**TASK BRIEF:** Below are some records; copy each line in them that contains "title".
Segment Start: ENTRIES PROVIDED
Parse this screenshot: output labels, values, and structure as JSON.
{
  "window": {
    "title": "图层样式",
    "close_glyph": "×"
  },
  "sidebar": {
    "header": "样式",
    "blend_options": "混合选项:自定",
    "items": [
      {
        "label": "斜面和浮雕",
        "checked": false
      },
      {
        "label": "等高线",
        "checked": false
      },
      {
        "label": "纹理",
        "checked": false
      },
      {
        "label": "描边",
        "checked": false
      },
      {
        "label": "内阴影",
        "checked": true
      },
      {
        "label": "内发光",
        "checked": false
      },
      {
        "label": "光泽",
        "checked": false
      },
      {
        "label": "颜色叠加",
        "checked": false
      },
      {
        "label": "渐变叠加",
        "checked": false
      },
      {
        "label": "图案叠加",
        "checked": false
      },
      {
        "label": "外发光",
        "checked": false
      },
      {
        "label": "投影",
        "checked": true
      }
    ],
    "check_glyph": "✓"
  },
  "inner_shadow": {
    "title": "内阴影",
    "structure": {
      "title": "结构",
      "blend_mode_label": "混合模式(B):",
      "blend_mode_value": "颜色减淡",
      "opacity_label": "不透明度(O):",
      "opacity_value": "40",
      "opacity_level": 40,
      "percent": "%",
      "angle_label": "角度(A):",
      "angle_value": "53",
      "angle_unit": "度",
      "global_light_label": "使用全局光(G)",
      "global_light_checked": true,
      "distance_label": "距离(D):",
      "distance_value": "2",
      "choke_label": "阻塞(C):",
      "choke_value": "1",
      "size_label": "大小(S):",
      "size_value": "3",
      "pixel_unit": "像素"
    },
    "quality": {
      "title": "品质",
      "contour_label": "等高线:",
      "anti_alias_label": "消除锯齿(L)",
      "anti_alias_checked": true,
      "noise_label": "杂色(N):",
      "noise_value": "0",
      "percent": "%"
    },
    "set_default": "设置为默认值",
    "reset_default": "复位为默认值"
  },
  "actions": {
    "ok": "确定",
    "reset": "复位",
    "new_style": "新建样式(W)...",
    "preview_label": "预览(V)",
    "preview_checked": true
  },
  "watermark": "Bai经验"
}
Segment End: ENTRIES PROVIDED
**SOLUTION TO THIS EXERCISE:**
    "title": "图层样式",
    "title": "内阴影",
      "title": "结构",
      "title": "品质",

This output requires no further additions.